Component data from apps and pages
*** Begin section ***

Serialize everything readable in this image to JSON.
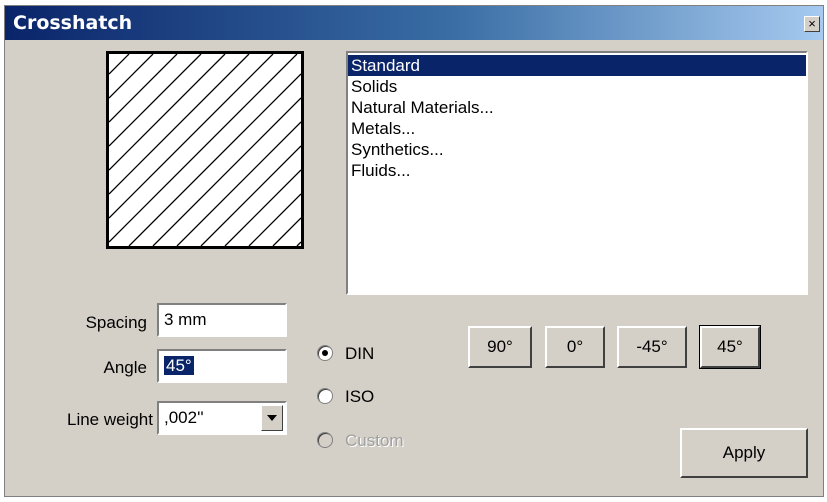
{
  "window": {
    "title": "Crosshatch",
    "close_glyph": "×"
  },
  "pattern_list": {
    "items": [
      "Standard",
      "Solids",
      "Natural Materials...",
      "Metals...",
      "Synthetics...",
      "Fluids..."
    ],
    "selected": "Standard"
  },
  "fields": {
    "spacing_label": "Spacing",
    "spacing_value": "3 mm",
    "angle_label": "Angle",
    "angle_value": "45°",
    "line_weight_label": "Line weight",
    "line_weight_value": ",002''"
  },
  "standards": {
    "din": "DIN",
    "iso": "ISO",
    "custom": "Custom",
    "selected": "DIN"
  },
  "angle_buttons": [
    "90°",
    "0°",
    "-45°",
    "45°"
  ],
  "apply_label": "Apply",
  "colors": {
    "selection": "#0a246a",
    "dialog_face": "#d4d0c8"
  },
  "icons": [
    "close-icon",
    "dropdown-arrow-icon",
    "hatch-preview"
  ]
}
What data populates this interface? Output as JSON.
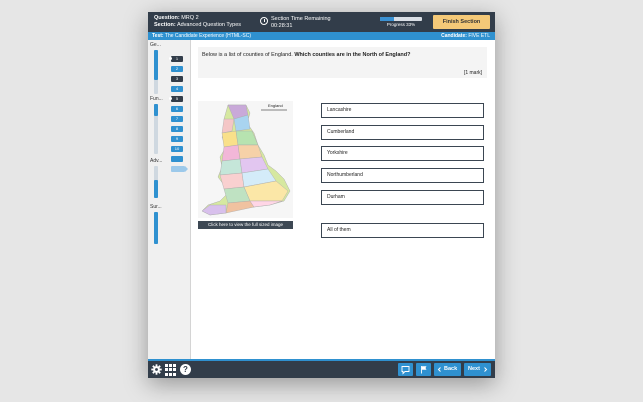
{
  "header": {
    "question_label": "Question:",
    "question_value": "MRQ 2",
    "section_label": "Section:",
    "section_value": "Advanced Question Types",
    "timer_label": "Section Time Remaining",
    "timer_value": "00:28:31",
    "progress_label": "Progress 33%",
    "progress_fraction": 0.33,
    "finish_label": "Finish Section"
  },
  "testbar": {
    "test_label": "Test:",
    "test_value": "The Candidate Experience (HTML-SC)",
    "candidate_label": "Candidate:",
    "candidate_value": "FIVE ETL"
  },
  "sidebar": {
    "sections": [
      "Ge...",
      "Fun...",
      "Adv...",
      "Sur..."
    ],
    "question_numbers": [
      "1",
      "2",
      "3",
      "4",
      "5",
      "6",
      "7",
      "8",
      "9",
      "10"
    ]
  },
  "question": {
    "text_plain": "Below is a list of counties of England. ",
    "text_bold": "Which counties are in the North of England?",
    "mark": "[1 mark]",
    "map_title": "England",
    "view_image_button": "Click here to view the full sized image",
    "options": [
      "Lancashire",
      "Cumberland",
      "Yorkshire",
      "Northumberland",
      "Durham",
      "All of them"
    ]
  },
  "footer": {
    "back_label": "Back",
    "next_label": "Next"
  },
  "colors": {
    "dark": "#323d4a",
    "accent": "#2f91d0",
    "finish": "#f4c978"
  }
}
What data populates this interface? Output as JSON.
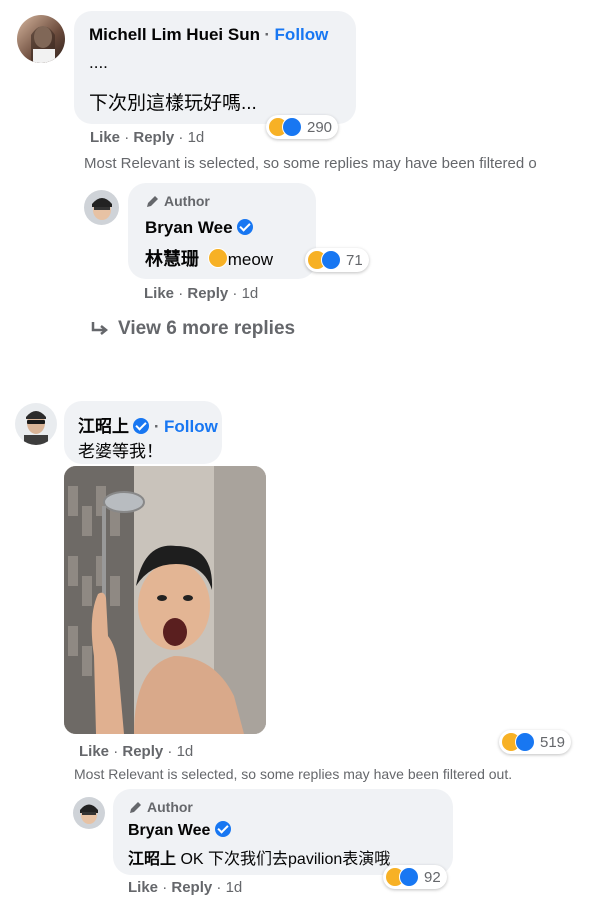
{
  "comment1": {
    "author": "Michell Lim Huei Sun",
    "follow": "Follow",
    "sep": "·",
    "line1": "....",
    "line2": "下次別這樣玩好嗎...",
    "like": "Like",
    "reply": "Reply",
    "time": "1d",
    "reaction_count": "290",
    "notice": "Most Relevant is selected, so some replies may have been filtered o"
  },
  "reply1": {
    "badge": "Author",
    "author": "Bryan Wee",
    "mention": "林慧珊",
    "text": "meow",
    "like": "Like",
    "reply": "Reply",
    "time": "1d",
    "reaction_count": "71"
  },
  "view_more": "View 6 more replies",
  "comment2": {
    "author": "江昭上",
    "follow": "Follow",
    "sep": "·",
    "text": "老婆等我！",
    "like": "Like",
    "reply": "Reply",
    "time": "1d",
    "reaction_count": "519",
    "notice": "Most Relevant is selected, so some replies may have been filtered out."
  },
  "reply2": {
    "badge": "Author",
    "author": "Bryan Wee",
    "mention": "江昭上",
    "text": " OK 下次我们去pavilion表演哦",
    "like": "Like",
    "reply": "Reply",
    "time": "1d",
    "reaction_count": "92"
  },
  "icons": {
    "haha": "haha-emoji",
    "care": "care-emoji",
    "verified": "verified-badge",
    "pencil": "pencil-icon",
    "reply_arrow": "reply-arrow-icon"
  },
  "colors": {
    "link": "#1877f2",
    "bubble": "#f0f2f5",
    "meta": "#65676b"
  }
}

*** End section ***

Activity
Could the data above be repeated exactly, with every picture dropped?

Task result
Serialize everything readable in this image to JSON.
{
  "window": {
    "title": "Crosshatch",
    "close_glyph": "×"
  },
  "pattern_list": {
    "items": [
      "Standard",
      "Solids",
      "Natural Materials...",
      "Metals...",
      "Synthetics...",
      "Fluids..."
    ],
    "selected": "Standard"
  },
  "fields": {
    "spacing_label": "Spacing",
    "spacing_value": "3 mm",
    "angle_label": "Angle",
    "angle_value": "45°",
    "line_weight_label": "Line weight",
    "line_weight_value": ",002''"
  },
  "standards": {
    "din": "DIN",
    "iso": "ISO",
    "custom": "Custom",
    "selected": "DIN"
  },
  "angle_buttons": [
    "90°",
    "0°",
    "-45°",
    "45°"
  ],
  "apply_label": "Apply",
  "colors": {
    "selection": "#0a246a",
    "dialog_face": "#d4d0c8"
  },
  "icons": [
    "close-icon",
    "dropdown-arrow-icon",
    "hatch-preview"
  ]
}
What data populates this interface? Output as JSON.
{
  "header": {
    "question_label": "Question:",
    "question_value": "MRQ 2",
    "section_label": "Section:",
    "section_value": "Advanced Question Types",
    "timer_label": "Section Time Remaining",
    "timer_value": "00:28:31",
    "progress_label": "Progress 33%",
    "progress_fraction": 0.33,
    "finish_label": "Finish Section"
  },
  "testbar": {
    "test_label": "Test:",
    "test_value": "The Candidate Experience (HTML-SC)",
    "candidate_label": "Candidate:",
    "candidate_value": "FIVE ETL"
  },
  "sidebar": {
    "sections": [
      "Ge...",
      "Fun...",
      "Adv...",
      "Sur..."
    ],
    "question_numbers": [
      "1",
      "2",
      "3",
      "4",
      "5",
      "6",
      "7",
      "8",
      "9",
      "10"
    ]
  },
  "question": {
    "text_plain": "Below is a list of counties of England. ",
    "text_bold": "Which counties are in the North of England?",
    "mark": "[1 mark]",
    "map_title": "England",
    "view_image_button": "Click here to view the full sized image",
    "options": [
      "Lancashire",
      "Cumberland",
      "Yorkshire",
      "Northumberland",
      "Durham",
      "All of them"
    ]
  },
  "footer": {
    "back_label": "Back",
    "next_label": "Next"
  },
  "colors": {
    "dark": "#323d4a",
    "accent": "#2f91d0",
    "finish": "#f4c978"
  }
}
What data populates this interface? Output as JSON.
{
  "comment1": {
    "author": "Michell Lim Huei Sun",
    "follow": "Follow",
    "sep": "·",
    "line1": "....",
    "line2": "下次別這樣玩好嗎...",
    "like": "Like",
    "reply": "Reply",
    "time": "1d",
    "reaction_count": "290",
    "notice": "Most Relevant is selected, so some replies may have been filtered o"
  },
  "reply1": {
    "badge": "Author",
    "author": "Bryan Wee",
    "mention": "林慧珊",
    "text": "meow",
    "like": "Like",
    "reply": "Reply",
    "time": "1d",
    "reaction_count": "71"
  },
  "view_more": "View 6 more replies",
  "comment2": {
    "author": "江昭上",
    "follow": "Follow",
    "sep": "·",
    "text": "老婆等我！",
    "like": "Like",
    "reply": "Reply",
    "time": "1d",
    "reaction_count": "519",
    "notice": "Most Relevant is selected, so some replies may have been filtered out."
  },
  "reply2": {
    "badge": "Author",
    "author": "Bryan Wee",
    "mention": "江昭上",
    "text": " OK 下次我们去pavilion表演哦",
    "like": "Like",
    "reply": "Reply",
    "time": "1d",
    "reaction_count": "92"
  },
  "icons": {
    "haha": "haha-emoji",
    "care": "care-emoji",
    "verified": "verified-badge",
    "pencil": "pencil-icon",
    "reply_arrow": "reply-arrow-icon"
  },
  "colors": {
    "link": "#1877f2",
    "bubble": "#f0f2f5",
    "meta": "#65676b"
  }
}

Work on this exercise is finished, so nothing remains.